WE ARE not doing one twentieth part of what God requires us to do. There has been a departure from the simplicity of the work, making it intricate, difficult to understand, and difficult to execute. The judgment and wisdom of man rather than of God has too often guided and controlled. Many feel that they have not time to watch for souls as they that must give account. And what excuse will they render for this neglect of the important work which was theirs to do?"—Testimonies, vol. 5, p. 11.

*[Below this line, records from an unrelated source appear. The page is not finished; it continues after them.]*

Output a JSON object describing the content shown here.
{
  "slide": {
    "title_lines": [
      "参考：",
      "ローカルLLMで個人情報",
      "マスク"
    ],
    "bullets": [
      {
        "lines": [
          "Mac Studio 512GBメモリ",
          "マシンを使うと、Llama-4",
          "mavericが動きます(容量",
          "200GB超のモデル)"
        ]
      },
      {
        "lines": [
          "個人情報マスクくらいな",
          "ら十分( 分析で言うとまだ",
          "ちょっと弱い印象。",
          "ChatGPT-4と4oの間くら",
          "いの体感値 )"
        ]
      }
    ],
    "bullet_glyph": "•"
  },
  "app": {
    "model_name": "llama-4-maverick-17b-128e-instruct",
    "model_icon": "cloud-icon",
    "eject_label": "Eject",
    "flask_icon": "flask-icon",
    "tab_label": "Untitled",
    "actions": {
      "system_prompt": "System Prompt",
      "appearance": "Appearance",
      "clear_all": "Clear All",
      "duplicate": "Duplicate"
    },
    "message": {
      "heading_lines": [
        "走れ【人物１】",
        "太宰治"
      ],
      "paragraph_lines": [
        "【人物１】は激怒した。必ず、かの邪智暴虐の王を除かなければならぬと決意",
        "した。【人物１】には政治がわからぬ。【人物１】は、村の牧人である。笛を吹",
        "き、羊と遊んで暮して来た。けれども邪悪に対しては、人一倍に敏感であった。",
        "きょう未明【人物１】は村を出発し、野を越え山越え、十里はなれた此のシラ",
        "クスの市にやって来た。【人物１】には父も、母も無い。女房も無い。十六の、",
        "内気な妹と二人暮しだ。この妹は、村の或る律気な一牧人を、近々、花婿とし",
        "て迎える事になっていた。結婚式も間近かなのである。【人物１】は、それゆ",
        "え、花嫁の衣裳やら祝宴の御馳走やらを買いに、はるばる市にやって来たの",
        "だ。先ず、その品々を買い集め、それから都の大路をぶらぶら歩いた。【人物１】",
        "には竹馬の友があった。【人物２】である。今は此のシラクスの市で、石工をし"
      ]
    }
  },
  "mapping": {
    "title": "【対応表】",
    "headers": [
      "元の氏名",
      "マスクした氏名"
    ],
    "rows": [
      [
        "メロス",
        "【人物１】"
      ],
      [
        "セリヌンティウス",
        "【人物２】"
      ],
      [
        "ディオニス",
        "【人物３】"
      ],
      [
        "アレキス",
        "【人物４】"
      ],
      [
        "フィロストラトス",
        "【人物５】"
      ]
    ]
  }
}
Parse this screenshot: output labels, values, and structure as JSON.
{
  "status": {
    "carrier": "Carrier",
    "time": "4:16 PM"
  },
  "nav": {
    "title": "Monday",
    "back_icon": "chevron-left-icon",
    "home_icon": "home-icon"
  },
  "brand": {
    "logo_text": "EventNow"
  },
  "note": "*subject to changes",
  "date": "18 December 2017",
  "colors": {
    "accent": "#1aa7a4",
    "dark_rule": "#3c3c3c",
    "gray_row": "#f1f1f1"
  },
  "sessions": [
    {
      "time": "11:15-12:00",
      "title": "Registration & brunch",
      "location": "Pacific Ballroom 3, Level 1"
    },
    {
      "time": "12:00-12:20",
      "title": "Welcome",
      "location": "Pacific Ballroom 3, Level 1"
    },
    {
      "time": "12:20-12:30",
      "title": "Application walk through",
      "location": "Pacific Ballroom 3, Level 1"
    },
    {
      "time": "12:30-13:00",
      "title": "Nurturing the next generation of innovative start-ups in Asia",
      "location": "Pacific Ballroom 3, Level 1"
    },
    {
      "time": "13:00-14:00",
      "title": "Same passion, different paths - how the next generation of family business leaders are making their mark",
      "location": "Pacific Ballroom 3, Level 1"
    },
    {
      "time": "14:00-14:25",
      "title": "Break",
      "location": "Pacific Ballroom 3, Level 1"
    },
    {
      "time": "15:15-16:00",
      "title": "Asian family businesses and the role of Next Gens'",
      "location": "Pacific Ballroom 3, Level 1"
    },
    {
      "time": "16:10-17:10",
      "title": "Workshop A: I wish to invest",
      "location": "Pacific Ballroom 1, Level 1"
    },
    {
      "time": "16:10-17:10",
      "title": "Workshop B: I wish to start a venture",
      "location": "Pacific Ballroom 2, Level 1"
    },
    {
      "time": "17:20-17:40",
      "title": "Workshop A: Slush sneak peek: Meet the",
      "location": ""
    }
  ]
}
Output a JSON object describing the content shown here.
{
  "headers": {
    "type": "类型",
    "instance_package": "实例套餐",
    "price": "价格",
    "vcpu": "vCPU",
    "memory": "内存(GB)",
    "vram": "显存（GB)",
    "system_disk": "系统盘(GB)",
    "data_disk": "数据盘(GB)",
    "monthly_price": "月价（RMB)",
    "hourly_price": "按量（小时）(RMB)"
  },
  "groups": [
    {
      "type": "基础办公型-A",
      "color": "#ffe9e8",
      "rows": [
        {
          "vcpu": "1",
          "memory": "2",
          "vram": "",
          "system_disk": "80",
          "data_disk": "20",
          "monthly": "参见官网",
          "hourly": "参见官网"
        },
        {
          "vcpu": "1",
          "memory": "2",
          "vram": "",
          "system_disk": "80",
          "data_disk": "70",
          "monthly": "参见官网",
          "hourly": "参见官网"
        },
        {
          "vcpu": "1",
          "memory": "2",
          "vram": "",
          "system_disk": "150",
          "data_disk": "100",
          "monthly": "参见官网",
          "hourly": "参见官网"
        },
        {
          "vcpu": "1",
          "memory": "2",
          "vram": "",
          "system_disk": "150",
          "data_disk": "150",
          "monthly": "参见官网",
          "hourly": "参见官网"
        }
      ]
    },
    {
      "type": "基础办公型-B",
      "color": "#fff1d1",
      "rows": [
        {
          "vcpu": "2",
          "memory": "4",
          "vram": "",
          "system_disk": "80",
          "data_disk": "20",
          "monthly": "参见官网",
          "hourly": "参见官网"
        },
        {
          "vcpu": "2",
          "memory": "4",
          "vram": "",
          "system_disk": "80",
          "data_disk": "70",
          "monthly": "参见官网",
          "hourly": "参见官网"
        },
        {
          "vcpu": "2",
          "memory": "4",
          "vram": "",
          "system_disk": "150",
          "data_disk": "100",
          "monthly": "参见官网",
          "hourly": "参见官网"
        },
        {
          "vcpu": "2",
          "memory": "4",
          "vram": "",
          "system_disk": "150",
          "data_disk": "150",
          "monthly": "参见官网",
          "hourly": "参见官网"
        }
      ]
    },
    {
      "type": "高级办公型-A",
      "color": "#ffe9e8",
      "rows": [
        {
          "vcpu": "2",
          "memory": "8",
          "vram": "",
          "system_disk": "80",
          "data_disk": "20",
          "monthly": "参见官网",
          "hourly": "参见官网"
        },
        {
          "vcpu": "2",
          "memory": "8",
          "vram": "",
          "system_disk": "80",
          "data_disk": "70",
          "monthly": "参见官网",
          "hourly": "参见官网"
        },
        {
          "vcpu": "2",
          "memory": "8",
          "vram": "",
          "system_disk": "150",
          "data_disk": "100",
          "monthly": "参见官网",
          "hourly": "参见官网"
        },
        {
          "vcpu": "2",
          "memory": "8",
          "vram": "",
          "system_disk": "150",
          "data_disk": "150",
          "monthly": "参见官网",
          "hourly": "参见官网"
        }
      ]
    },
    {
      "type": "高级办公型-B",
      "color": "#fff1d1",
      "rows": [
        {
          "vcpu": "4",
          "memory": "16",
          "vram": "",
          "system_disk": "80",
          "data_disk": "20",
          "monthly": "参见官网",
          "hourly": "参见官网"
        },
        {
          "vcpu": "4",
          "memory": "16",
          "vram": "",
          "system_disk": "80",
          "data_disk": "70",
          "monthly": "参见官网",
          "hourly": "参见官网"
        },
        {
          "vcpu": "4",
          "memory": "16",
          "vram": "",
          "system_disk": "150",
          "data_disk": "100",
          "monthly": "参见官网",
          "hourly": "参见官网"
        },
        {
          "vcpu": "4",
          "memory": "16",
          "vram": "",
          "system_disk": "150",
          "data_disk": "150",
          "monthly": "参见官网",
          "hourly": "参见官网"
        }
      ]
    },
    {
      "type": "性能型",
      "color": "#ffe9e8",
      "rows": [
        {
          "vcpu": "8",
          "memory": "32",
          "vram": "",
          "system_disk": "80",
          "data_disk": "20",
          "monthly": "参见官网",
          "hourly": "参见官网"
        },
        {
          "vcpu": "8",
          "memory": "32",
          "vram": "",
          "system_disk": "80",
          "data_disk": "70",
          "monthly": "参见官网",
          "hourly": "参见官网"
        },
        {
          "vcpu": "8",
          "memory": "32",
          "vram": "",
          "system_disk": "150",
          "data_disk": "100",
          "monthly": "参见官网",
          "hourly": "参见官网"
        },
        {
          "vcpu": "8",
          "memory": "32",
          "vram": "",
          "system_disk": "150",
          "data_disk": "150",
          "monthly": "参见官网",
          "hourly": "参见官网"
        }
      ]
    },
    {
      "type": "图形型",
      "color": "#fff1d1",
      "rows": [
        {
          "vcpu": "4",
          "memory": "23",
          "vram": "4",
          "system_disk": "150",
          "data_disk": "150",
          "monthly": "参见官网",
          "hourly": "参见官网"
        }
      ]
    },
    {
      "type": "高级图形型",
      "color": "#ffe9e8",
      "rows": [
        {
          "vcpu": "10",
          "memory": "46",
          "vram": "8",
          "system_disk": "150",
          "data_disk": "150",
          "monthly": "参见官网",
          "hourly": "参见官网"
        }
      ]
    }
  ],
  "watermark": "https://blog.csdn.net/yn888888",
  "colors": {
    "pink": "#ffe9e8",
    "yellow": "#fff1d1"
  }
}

What a challenge! Although this paragraph was written eighty years ago, the statement, "We are not doing one-twentieth part of what God requires us to do" applies to this solemn time in which we are living, and in particular to the insignificant work being done for the nearly ten million Jews living in the United States. What are we doing as a denomination to win souls for the kingdom from among them? I read in a book recently the startling accusation that the crime of evangelism is laziness. Many are praying for the conversion of the Jews, but prayer is no substitute for action in soul winning.
The Jews as a whole are fine, good, and sincere people. We find them among the great men in literature, philosophy, history, and the sciences. Many of them are wealthy, men of influence in government and in social circles. The Lord wants to save them and to use their talents and means for the advancement of His cause. We have the promise: "Many will accept Christ as the Messiah."—Gospel Workers, p. 398. With that infallible promise of God we ought to go into action. Here are some suggestions that might be followed:
1. Let each pastor with his church board make an inventory of the Jewish families living in the community.
2. Assign able church members as visitors to these families, either to sell or give them a copy of our quarterly magazine Israelite. (The price is only 25 cents a copy or $1.00 for a yearly subscription.)
3. Let the same person go to the same homes from month to month with These Times, Signs of the Times, or other suitable literature, and each quarter with Israelite.
The cultivation of friendship by frequent contacts, with a burning passion that stirs passion, and emotion that kindles emotion, will make a lasting impression on the minds and hearts of our Jewish friends. The greatest power that will impel them to accept Jesus Christ as the Messiah prophesied in the Old Testament will be the impression of truth through constant Christian love manifested in little acts of kindness in the weekly or monthly visits. May the statement, "Many feel that they have not time to watch for souls as they that must give account," help us as ministers and church officers to wake up to our opportunities, to remove the objections of the Jews, to dissipate their doubts, and to conquer their prejudices. Yes, in the day of judgment we will have to give account for what has and has not been done for the salvation of the Jews in our communities. Let us accept Christ's challenge for the evangelization of the Jews in our country and in all nations of the world, working with never-ending patience, and many of them ultimately will join the church and prepare for the glorious return of our Lord. There is no need to invent "intricate, difficult to understand, and difficult to execute" plans. There is only one way to save the lost, and that is to go out and do it. And the one prerequisite: a love and passion for lost souls.